Arafura Marine Park is around 250 kilometers north-east of Darwin. The marine park covers 22,924 square kilometers, with profundities from under 15 meters to 500 meters. The marine park adjoins Australia’s Exclusive Economic Zone limit close to Indonesia, with which Australia has marked a Joint Declaration on Maritime Cooperation. The name of the Arafura Sea is derived from the indigenous name for the “mountain people” in the Moluccas (part of Indonesia) as described in the 1830s by Dutch Lieutenants Kolff and Modera. The trough is part of a chain of depressions that stretches west like the Java Trench in the Indian Ocean, underlying the Ceram, Arafura, and Timor seas.

The Arafura Sea, in particular for shrimp and demersal fishing, is a rich fishing resource. Barramundi, grouper, Penaeid shrimp, Nemipteridae carp, among other fish groups, are economically valuable species. Includes aquatic life found here:

  • Spanish mackerel
  • Whale sharks
  • Sawfishes
  • Marine turtles
  • Deep-sea sponges

(Underwater view at Arafura Sea)

In this present reality where marine environments and fish stocks are by and large falling, the Arafura Sea stands apart as among the most extravagant marine fisheries on the planet. Notwithstanding, the Arafura is going under always extreme weight from unlawful, unreported, and unregulated fishing exercises. A notoriously hazardous ship passage is the Torres Strait, and the Arafura Sea itself includes many uncharted shoals that are navigational hazards. A small yet persistent harvest of pearls has resulted from the safe and clear waters around the Aru Islands.

 

Information Sources:
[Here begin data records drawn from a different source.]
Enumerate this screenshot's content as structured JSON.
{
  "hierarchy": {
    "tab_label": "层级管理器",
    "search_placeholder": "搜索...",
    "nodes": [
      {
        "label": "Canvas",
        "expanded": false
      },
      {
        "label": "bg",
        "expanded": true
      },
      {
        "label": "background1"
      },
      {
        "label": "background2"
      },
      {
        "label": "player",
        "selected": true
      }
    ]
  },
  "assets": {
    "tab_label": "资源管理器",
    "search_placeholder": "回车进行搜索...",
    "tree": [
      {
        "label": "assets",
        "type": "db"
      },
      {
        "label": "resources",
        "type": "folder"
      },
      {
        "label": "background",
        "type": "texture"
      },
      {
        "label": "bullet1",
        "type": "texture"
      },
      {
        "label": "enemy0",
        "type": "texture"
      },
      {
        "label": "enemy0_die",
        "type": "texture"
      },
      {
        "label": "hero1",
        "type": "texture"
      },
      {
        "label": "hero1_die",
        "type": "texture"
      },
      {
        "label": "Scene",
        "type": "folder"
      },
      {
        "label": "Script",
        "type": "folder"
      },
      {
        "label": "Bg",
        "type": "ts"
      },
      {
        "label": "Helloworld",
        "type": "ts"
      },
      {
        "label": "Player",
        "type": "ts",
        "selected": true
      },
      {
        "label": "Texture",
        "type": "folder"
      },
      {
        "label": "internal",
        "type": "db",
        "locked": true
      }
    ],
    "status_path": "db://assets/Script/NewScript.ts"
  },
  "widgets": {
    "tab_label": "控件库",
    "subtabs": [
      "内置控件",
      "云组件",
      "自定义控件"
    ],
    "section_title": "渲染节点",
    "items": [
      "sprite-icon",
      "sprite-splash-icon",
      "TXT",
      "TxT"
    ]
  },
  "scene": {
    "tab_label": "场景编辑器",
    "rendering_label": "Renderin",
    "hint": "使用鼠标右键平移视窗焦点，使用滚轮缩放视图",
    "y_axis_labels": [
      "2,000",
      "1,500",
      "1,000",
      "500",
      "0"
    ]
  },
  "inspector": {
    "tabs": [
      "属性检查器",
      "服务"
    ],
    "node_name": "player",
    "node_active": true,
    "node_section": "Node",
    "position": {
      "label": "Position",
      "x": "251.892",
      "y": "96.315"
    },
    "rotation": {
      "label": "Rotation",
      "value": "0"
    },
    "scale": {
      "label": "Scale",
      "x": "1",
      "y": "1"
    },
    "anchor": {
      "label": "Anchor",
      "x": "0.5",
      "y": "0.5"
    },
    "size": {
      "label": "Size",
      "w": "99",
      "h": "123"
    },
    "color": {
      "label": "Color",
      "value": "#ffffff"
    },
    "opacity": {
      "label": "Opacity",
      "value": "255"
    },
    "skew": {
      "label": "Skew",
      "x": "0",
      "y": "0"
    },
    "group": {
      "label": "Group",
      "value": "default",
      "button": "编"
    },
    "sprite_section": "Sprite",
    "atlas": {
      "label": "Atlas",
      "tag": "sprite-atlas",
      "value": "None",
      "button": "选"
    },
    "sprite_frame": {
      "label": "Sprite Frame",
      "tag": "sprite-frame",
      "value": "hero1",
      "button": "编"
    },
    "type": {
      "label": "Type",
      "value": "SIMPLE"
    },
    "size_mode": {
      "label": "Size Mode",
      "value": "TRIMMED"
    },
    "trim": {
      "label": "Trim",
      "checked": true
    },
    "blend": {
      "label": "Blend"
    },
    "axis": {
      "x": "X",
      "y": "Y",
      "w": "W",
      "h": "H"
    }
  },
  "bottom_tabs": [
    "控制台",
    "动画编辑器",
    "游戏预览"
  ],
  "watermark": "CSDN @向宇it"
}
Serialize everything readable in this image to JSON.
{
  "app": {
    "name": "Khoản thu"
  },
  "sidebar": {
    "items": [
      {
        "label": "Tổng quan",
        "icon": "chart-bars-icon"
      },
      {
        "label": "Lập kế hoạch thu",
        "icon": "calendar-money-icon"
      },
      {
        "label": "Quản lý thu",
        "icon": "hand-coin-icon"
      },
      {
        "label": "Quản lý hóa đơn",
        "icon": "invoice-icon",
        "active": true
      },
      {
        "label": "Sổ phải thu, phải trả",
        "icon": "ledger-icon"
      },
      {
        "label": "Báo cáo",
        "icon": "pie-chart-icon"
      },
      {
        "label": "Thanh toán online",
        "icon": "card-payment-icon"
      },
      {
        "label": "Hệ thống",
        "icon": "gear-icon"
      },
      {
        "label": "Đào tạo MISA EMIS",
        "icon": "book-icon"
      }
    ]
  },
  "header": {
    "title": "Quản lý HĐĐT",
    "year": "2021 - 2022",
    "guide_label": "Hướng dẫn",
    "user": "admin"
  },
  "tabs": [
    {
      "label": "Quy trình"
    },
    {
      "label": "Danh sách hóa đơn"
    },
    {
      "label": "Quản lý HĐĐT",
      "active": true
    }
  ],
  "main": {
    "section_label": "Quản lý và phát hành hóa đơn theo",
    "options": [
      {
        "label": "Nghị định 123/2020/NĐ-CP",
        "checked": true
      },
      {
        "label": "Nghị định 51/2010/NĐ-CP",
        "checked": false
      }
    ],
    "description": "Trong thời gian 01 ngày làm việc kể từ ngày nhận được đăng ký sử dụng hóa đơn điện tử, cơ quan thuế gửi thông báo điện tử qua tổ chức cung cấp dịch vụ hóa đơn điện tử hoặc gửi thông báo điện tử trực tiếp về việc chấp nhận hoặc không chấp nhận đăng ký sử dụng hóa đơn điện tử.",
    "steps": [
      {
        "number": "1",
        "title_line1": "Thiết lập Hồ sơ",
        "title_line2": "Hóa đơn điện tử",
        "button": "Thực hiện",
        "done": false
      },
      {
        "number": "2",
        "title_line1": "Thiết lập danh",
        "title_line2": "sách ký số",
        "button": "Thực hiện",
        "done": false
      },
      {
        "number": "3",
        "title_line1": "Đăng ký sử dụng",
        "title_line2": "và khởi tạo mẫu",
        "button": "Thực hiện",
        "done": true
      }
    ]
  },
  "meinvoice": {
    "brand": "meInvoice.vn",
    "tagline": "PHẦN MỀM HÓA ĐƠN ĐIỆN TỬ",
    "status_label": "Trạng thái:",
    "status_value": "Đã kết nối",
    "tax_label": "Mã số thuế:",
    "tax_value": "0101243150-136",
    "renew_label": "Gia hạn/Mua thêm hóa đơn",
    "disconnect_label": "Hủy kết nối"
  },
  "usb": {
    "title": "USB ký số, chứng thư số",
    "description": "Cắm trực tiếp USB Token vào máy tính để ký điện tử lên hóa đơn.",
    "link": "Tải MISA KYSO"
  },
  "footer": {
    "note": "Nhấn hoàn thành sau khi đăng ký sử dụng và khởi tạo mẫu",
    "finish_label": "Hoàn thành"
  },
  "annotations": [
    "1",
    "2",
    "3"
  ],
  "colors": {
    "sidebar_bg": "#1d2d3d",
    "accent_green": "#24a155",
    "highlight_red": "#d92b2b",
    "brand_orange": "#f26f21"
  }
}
  1. parksaustralia.gov.au
  2. britannica.com
  3. wikipedia